went with you. This meant a lot
to Jason, and he will remember
it always. Jason received a lot of ;
support and encouragement
throughout the weekend from '
players, referees, family and !
spectators. Each and every one I
of you played hard and for that
I am grateful. Thank you. ;
Marcie Stacona for Jason ;
After months of prepara
tion, the Willow Creek House
For Women in transition will
celebrate their opening with a
dedication ceremony and open
house on Nov. 22.
They are issuing a special in
vitation to our faith-based com
munity to actively participate in
this dedication ceremony. If you
are interested please call Jamasa
Tello at 475-0301.
The house will provide a safe,
stable, healthy, environment for
women integrating back into
society after being in jail, prison
or treatment. The home is lo
cated at 63 SE 11th Street in
Madras, and can house six cli
ents and one resident manager.
The resident manager position
is vacant. Room and a monthly
stipend are included with com
pensation. Good communica
tions skills and attention to de
tail are necessary. The manager
coordinates local services and
volunteer classes. If you are in
terested, please contact Jamasa
at 475-0301. Are you a single
female drill sergeant with a heart
to help? This may be the job for
Victims of Crime staff gen
erally work with domestic vio
lence and sexual assault victims.
Increasing our knowledge on
what causes violence is key to
help prevent abuse. We look for
creative ways to empower
women affected by domestic
violence and sexual assault
We are always looking for
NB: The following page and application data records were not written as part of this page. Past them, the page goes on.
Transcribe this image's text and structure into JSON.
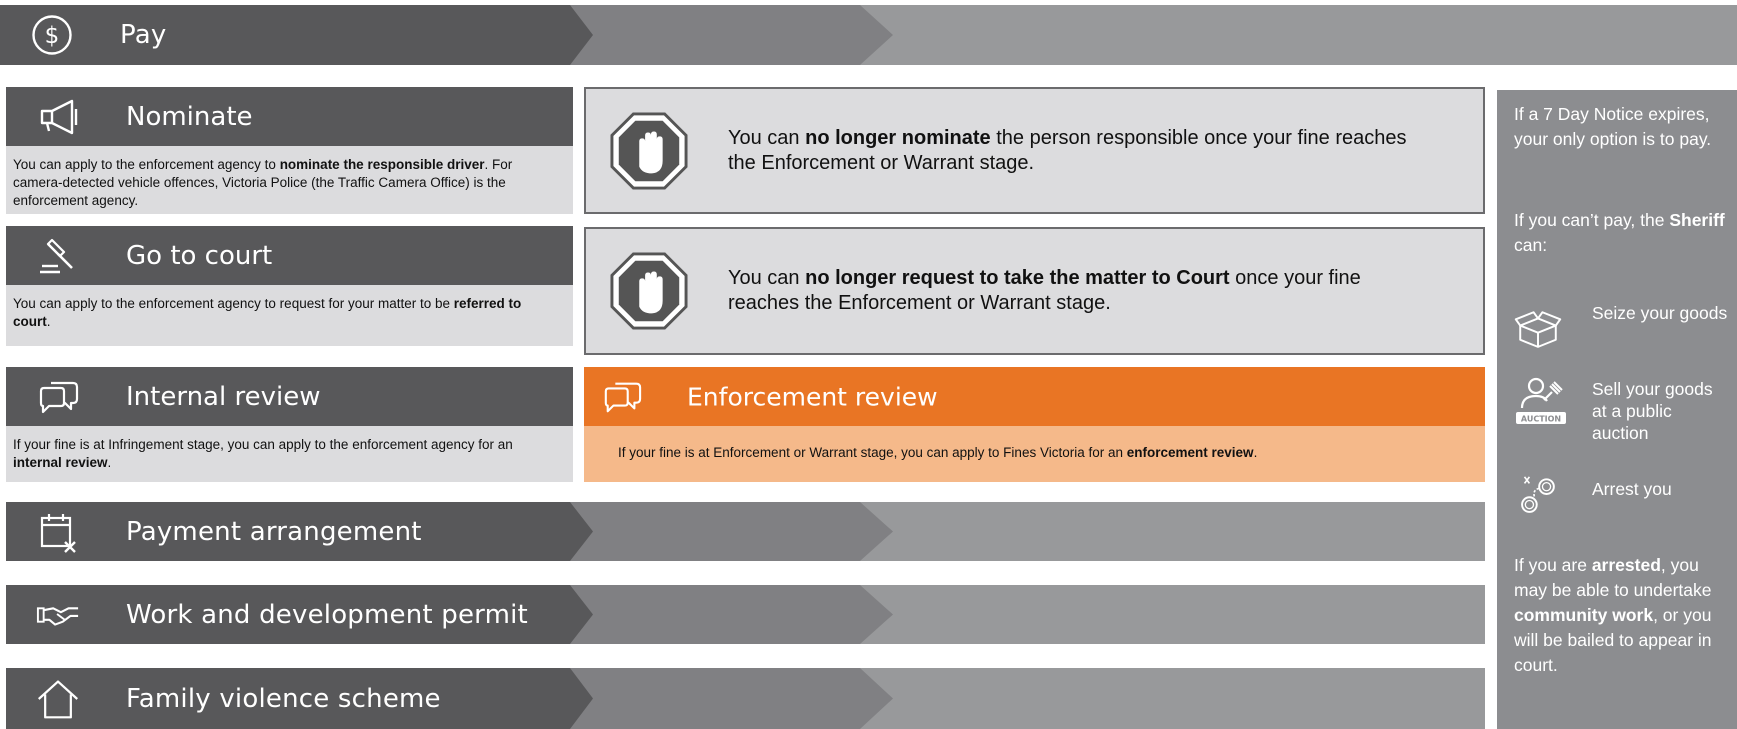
{
  "colors": {
    "dark": "#58585a",
    "mid": "#808083",
    "light": "#98999b",
    "box": "#dcdcde",
    "orange": "#e97524",
    "orange_light": "#f5b98a",
    "side": "#8c8d90"
  },
  "rows": {
    "pay": {
      "label": "Pay",
      "icon": "dollar-icon"
    },
    "nominate": {
      "label": "Nominate",
      "icon": "megaphone-icon",
      "desc": {
        "p1": "You can apply to the enforcement agency to ",
        "b1": "nominate the responsible driver",
        "p2": ". For camera-detected vehicle offences, Victoria Police (the Traffic Camera Office) is the enforcement agency."
      },
      "stop": {
        "p1": "You can ",
        "b1": "no longer nominate",
        "p2": " the person responsible once your fine reaches the Enforcement or  Warrant stage."
      }
    },
    "court": {
      "label": "Go to court",
      "icon": "gavel-icon",
      "desc": {
        "p1": "You can apply to the enforcement agency to request for your matter to be ",
        "b1": "referred to court",
        "p2": "."
      },
      "stop": {
        "p1": "You can ",
        "b1": "no longer request to take the matter to Court",
        "p2": " once your fine reaches the Enforcement or  Warrant stage."
      }
    },
    "internal_review": {
      "label": "Internal review",
      "icon": "speech-bubbles-icon",
      "desc": {
        "p1": "If your fine is at Infringement stage, you can apply to the enforcement agency for an ",
        "b1": "internal review",
        "p2": "."
      }
    },
    "enforcement_review": {
      "label": "Enforcement review",
      "icon": "speech-bubbles-icon",
      "desc": {
        "p1": "If your fine is at Enforcement or Warrant stage, you can apply to Fines Victoria for an ",
        "b1": "enforcement review",
        "p2": "."
      }
    },
    "payment_arrangement": {
      "label": "Payment arrangement",
      "icon": "calendar-icon"
    },
    "work_permit": {
      "label": "Work and development permit",
      "icon": "handshake-icon"
    },
    "family_violence": {
      "label": "Family violence scheme",
      "icon": "house-icon"
    }
  },
  "sidebar": {
    "intro": "If a 7 Day Notice expires, your only option is to pay.",
    "cant_pay_p1": "If you can’t pay, the ",
    "cant_pay_b1": "Sheriff",
    "cant_pay_p2": " can:",
    "items": [
      {
        "icon": "box-icon",
        "text": "Seize your goods"
      },
      {
        "icon": "auction-icon",
        "text": "Sell your goods at a public auction",
        "badge": "AUCTION"
      },
      {
        "icon": "handcuffs-icon",
        "text": "Arrest you"
      }
    ],
    "arrested": {
      "p1": "If you are ",
      "b1": "arrested",
      "p2": ", you may be able to undertake ",
      "b2": "community work",
      "p3": ", or you will be bailed to appear in court."
    }
  }
}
help as we work toward our
goal. If you are interested in
volunteering for Victim's of
Crime please call us at 553-2293.